The numbers also indicate that many Americans, and even some Republicans, are uncomfortable with the idea of a Trump administration.
While Trump has been the most popular president in the Pew poll’s history, his approval rating among the American people has plummeted since the election of Barack Obama.
His favorability rating among Democrats has also declined.
According the Pew survey, only 35 percent of Democrats now have a favorable view of Trump, and only 38 percent have a positive view.
The results also show that Democrats are far more likely to say they would not support a Trump-Pence administration in the future than Republicans are.
The majority of Republicans (53 percent) and independents (54 percent) have a negative view of Donald Trump, while only 16 percent of Republicans have a neutral view.
That’s a significant difference.
A majority of Democrats have a “strong” negative view, as opposed to a neutral opinion, of Trump.
When Republicans are asked about Trump, they are more likely than Democrats to say the president is “untrustworthy.”
Among Republicans, just under three-quarters (76 percent) view Trump unfavorably, while nearly one-quarter (24 percent) rate him favorably.
Just over one-third (34 percent) say they have a strong negative opinion of the president.
Among Democrats, about half (52 percent) describe Trump unfavourably, and another 26 percent rate him unfavorately.
A large majority of independents, about a third (37 percent) consider Trump unfriendly, while just 10 percent rate the president favorably.
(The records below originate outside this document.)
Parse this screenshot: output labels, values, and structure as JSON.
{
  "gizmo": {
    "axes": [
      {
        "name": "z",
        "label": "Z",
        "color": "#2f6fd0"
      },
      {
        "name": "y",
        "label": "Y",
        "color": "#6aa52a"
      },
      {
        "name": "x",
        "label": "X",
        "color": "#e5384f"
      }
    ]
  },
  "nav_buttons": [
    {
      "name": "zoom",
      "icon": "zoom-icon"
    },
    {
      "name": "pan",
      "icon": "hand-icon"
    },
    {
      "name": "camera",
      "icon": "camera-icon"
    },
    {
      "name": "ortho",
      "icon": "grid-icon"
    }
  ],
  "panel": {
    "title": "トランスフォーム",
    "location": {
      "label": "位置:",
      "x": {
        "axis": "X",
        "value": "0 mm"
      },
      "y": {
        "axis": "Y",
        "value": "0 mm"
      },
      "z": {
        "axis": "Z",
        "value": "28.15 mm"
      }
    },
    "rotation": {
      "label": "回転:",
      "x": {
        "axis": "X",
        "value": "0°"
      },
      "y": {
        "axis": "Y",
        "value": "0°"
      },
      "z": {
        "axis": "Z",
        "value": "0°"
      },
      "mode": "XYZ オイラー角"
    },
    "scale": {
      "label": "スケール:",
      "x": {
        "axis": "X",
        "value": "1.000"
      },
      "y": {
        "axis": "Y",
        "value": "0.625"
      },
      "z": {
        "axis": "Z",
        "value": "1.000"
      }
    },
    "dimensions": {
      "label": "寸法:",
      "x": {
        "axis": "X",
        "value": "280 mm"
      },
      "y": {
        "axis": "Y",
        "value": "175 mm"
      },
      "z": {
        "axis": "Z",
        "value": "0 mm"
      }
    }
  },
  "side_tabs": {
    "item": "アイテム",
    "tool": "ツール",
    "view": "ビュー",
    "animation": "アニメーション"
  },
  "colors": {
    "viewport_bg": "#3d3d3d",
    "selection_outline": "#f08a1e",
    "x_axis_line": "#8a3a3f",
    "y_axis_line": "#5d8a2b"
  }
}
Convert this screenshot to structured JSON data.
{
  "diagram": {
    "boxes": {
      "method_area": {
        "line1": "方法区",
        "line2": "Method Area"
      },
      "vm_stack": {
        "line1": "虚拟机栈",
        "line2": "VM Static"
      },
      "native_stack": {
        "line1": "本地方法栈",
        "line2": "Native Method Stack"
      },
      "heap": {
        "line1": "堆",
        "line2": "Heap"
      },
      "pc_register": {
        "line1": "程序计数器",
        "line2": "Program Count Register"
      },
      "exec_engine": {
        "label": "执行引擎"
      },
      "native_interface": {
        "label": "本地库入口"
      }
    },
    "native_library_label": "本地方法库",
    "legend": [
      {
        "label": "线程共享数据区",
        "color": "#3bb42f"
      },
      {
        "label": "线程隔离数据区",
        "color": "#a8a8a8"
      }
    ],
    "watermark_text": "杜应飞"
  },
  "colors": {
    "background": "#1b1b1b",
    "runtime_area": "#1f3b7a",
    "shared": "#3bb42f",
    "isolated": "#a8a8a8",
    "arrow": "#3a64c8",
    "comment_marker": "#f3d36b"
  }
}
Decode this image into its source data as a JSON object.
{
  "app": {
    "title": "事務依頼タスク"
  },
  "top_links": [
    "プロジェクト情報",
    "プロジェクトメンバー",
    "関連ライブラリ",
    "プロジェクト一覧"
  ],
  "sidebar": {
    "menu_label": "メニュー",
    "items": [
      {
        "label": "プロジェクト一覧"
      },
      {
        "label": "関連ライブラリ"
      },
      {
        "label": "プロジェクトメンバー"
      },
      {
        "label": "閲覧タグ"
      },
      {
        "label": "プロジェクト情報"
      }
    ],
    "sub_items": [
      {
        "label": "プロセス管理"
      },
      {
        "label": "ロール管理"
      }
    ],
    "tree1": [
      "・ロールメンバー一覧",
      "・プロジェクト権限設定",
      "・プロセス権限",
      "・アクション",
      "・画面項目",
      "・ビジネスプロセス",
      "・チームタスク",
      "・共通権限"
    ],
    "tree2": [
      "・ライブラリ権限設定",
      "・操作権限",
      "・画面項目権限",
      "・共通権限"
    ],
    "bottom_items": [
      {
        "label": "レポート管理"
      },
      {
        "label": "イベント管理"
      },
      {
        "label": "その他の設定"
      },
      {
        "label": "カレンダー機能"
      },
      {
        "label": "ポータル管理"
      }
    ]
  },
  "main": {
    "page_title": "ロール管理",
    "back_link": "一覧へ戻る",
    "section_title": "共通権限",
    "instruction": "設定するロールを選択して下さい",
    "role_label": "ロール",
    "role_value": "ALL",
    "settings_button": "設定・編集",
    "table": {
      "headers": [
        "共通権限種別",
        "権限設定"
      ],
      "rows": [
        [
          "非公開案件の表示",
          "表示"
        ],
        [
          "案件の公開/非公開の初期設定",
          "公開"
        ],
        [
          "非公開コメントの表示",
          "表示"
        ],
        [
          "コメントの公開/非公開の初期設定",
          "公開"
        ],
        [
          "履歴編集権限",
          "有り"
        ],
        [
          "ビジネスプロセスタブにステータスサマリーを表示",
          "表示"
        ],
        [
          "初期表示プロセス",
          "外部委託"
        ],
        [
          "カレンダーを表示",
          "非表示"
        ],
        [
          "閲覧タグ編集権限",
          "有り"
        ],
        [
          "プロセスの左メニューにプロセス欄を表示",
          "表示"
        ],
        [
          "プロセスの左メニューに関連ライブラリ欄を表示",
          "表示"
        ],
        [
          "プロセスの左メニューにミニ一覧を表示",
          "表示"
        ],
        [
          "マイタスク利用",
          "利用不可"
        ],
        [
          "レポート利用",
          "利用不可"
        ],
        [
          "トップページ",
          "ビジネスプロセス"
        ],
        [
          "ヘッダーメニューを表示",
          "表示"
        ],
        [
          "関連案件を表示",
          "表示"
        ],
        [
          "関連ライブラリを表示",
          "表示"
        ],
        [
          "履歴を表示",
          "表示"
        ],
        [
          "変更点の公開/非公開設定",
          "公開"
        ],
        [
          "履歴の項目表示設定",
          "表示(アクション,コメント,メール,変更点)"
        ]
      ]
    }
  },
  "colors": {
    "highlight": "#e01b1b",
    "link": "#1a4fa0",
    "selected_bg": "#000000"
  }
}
Trump has consistently received negative ratings from Democrats and independents alike, and it appears that this is no coincidence.
As he has been making the rounds at his rallies, Trump frequently accuses the media of being biased and biased against him, and has also repeatedly attacked the legitimacy of the election results.
According a CNN/ORC poll released on Monday, 56 percent of Americans said the results were “unsatisfactory” or “very unsatisfactory” and 32 percent said they were “very” or slightly “unsurprising.”
The poll found that while 58 percent of Trump voters were “highly” dissatisfied with the election outcome, only 38 of them were “somewhat” or somewhat dissatisfied.
Another 36 percent of respondents who identified as “very angry” were not satisfied with the outcome.
In an interview with The New York Times last month, Trump told the newspaper that he would “absolutely” accept the results if they were the ones that were “unjustly” overturned.
But Trump has since been less explicit in his comments, suggesting that he could accept the outcome as he sees fit.
“If I win, I’ll accept the election, I’m not going to go after the results,” Trump told The Times.
“I’m going to accept it.
If I lose, I’ve got another fight.
And that’s fine with me.
And I’ll fight.”
Trump has made it clear that he believes that he will prevail in the November election, and that he intends to keep the momentum going in his campaign.
He has continued to speak to voters and engage with them on social media, and while he has not done so on the campaign trail, his supporters have made it very clear that they are not going away.
“When you look at how he’s going to continue to fight for you, how he is going to win, he will win,” Trump’s daughter Ivanka told The Associated Press last month.
“We’re going to make this